CALIFORNIA – Customers of investor-owned electric utility companies will receive a discounted bill in October thanks to a state program intended to fight climate change.
Called the California Climate Credit, this discount is part of the Greenhouse Gas Cap-and-Trade program created by Assembly Bill (AB) 32, the “California Global Warming Solutions Act of 2006.” The credit’s goal is to help offset the increased utility costs passed on to residential customers as a result of the Cap-and-Trade program, according to the California Public Utilities Commission (CPUC).
This year, Pacific Gas & Electric Company (PG&E) customers will receive a credit of $38.39 and Southern California Edison (SCE) customers will receive a $71 credit.
Natural gas companies distribute the climate credits in the spring, and electric companies distribute the credit in spring and fall. The credit amount differs depending on the company but is the same for every customer of that company, regardless of how much energy they use.
How the program fights climate change
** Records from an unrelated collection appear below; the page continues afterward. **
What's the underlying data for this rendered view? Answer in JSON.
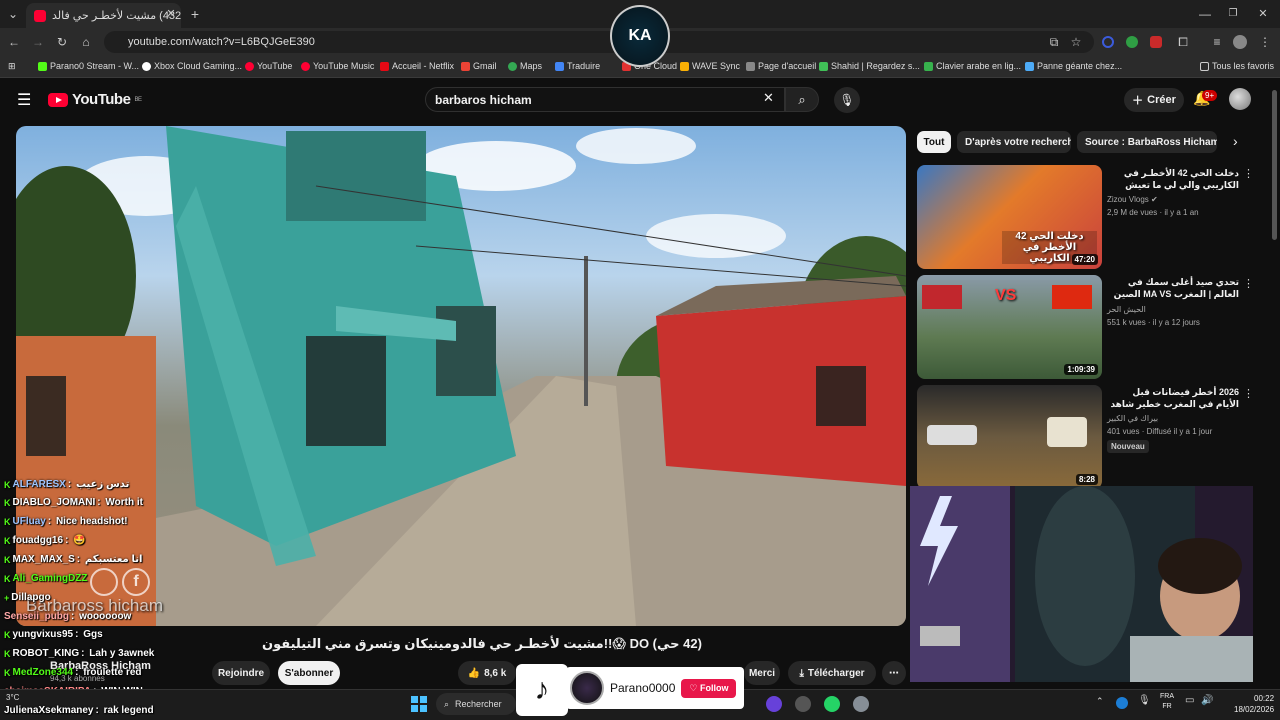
{
  "browser": {
    "tab_title": "(432) مشيت لأخطـر حي فالد",
    "url": "youtube.com/watch?v=L6BQJGeE390",
    "bookmarks": [
      "Parano0 Stream - W...",
      "Xbox Cloud Gaming...",
      "YouTube",
      "YouTube Music",
      "Accueil - Netflix",
      "Gmail",
      "Maps",
      "Traduire",
      "One Cloud",
      "WAVE Sync",
      "Page d'accueil",
      "Shahid | Regardez s...",
      "Clavier arabe en lig...",
      "Panne géante chez..."
    ],
    "all_favorites": "Tous les favoris"
  },
  "youtube": {
    "logo_text": "YouTube",
    "logo_region": "BE",
    "search_value": "barbaros hicham",
    "create_label": "Créer",
    "notif_count": "9+"
  },
  "chips": [
    "Tout",
    "D'après votre recherche",
    "Source : BarbaRoss Hicham"
  ],
  "recommendations": [
    {
      "title": "دخلت الحي 42 الأخطـر في الكاريبي والي لي ما تعيش زيارته",
      "channel": "Zizou Vlogs",
      "meta": "2,9 M de vues · il y a 1 an",
      "duration": "47:20",
      "thumb_text": "دخلت الحي 42 الأخطر في الكاريبي",
      "badge": ""
    },
    {
      "title": "تحدي صيد أغلى سمك في العالم | المغرب MA VS الصين CN",
      "channel": "الحيش الحر",
      "meta": "551 k vues · il y a 12 jours",
      "duration": "1:09:39",
      "thumb_text": "VS",
      "badge": ""
    },
    {
      "title": "2026 أخطر فيضانات قبل الأيام في المغرب خطير شاهد فيضانات تغرق القصر الكبير",
      "channel": "بيراك في الكبير",
      "meta": "401 vues · Diffusé il y a 1 jour",
      "duration": "8:28",
      "thumb_text": "",
      "badge": "Nouveau"
    }
  ],
  "video": {
    "title": "(42 حي) DO 😱!!مشيت لأخطـر حي فالدومينيكان وتسرق مني التيليفون",
    "watermark": "Barbaross hicham",
    "channel_name": "BarbaRoss Hicham",
    "channel_subs": "94,3 k abonnés",
    "join_label": "Rejoindre",
    "subscribe_label": "S'abonner",
    "likes": "8,6 k",
    "thanks_label": "Merci",
    "download_label": "Télécharger"
  },
  "chat": [
    {
      "user": "ALFARESX",
      "msg": "تدس زعيب"
    },
    {
      "user": "DIABLO_JOMANI",
      "msg": "Worth it"
    },
    {
      "user": "UFluay",
      "msg": "Nice headshot!"
    },
    {
      "user": "fouadgg16",
      "msg": "🤩"
    },
    {
      "user": "MAX_MAX_S",
      "msg": "انا معتسبكم"
    },
    {
      "user": "Ali_GamingDZZ",
      "msg": ""
    },
    {
      "user": "Dillapgo",
      "msg": ""
    },
    {
      "user": "Senseii_pubg",
      "msg": "woooooow"
    },
    {
      "user": "yungvixus95",
      "msg": "Ggs"
    },
    {
      "user": "ROBOT_KING",
      "msg": "Lah y 3awnek"
    },
    {
      "user": "MedZone344",
      "msg": "froulette red"
    },
    {
      "user": "chaimaaSKAIRIPA",
      "msg": "WIN WIN"
    },
    {
      "user": "JulienaXsekmaney",
      "msg": "rak legend"
    }
  ],
  "overlay": {
    "streamer": "Parano0000",
    "follow_label": "Follow",
    "logo_text": "KA"
  },
  "taskbar": {
    "search_label": "Rechercher",
    "lang": "FRA",
    "lang2": "FR",
    "time": "00:22",
    "date": "18/02/2026",
    "weather": "3°C"
  }
}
The Greenhouse Gas Cap-and-Trade program was designed by the California Air Resources Board (CARB) to meet the emission reduction goals that were outlined in AB 32 and later updated in Senate Bill (SB) 32 in 2016.
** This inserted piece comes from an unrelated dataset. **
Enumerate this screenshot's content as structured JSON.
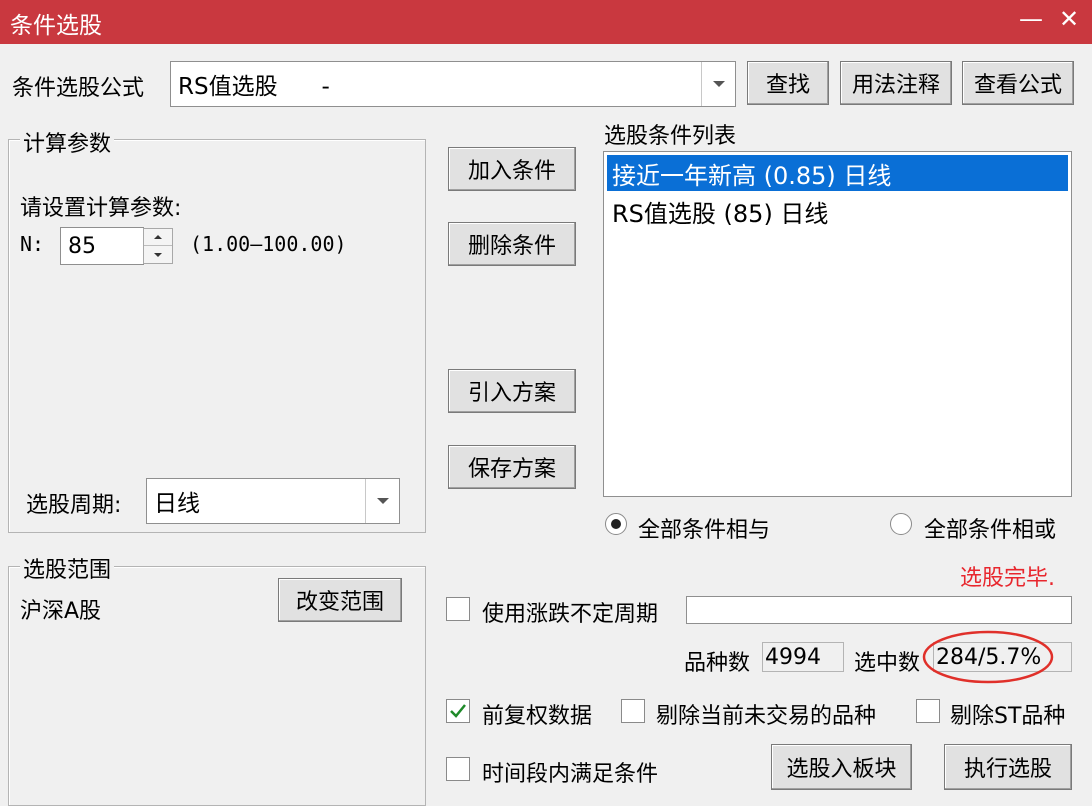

AB 32 set the goal to reduce statewide greenhouse gas emissions to 1990 levels by 2020. According to CARB, this goal was reached by 2016, and in that same year, the program was extended through 2030 with a goal to reach 40% of 1990 levels by the end of 2030.
In its most basic form, the program places a limit on the amount of greenhouse gas emissions released in the state every year and decreases the limit each year, thereby reducing emissions over time. This is accomplished through detailed regulatory requirements and a market-based compliance strategy.
Companies that emit greenhouse gasses — like electricity distribution companies, cement producers and refineries — receive authorization to emit a finite amount of pollution each year, measured in “allowances.” One allowance is equal to one metric ton of carbon dioxide equivalent, which is a measurement used to standardize the climate impact of different types of greenhouse gasses.
CARB distributes allowances through direct allocation to regulated entities and through sale at quarterly auctions. When entities use up their allotted allowances, they can purchase more at the auctions, trade with other entities or purchase offset credits that show work a company is doing to compensate for its emissions.
According to the CARB website, the program “creates a powerful economic incentive for significant investment in cleaner, more efficient technologies.”
In addition to reducing the total allowances each year, the program increases the floor price for allowances sold at auctions and places a limit on the number of offset credits an entity can purchase. As emitting greenhouse gasses becomes pricier, companies are further incentivized to turn to clean, renewable energy sources.
Where these credits come from
As part of their regulatory requirements, investor-owned electric and natural gas utility providers must distribute climate credits to their customers to reduce the burden of increased costs associated with the program.
The climate credit funds come from proceeds a utility earns when it sells some of its allowances at auction. According to CPUC, the credit amount is determined by forecasts of the total amount of proceeds a utility anticipates receiving in the upcoming year. Those proceeds are split across a residential credit and small business credit, and around 20% is used for other programs and expenses.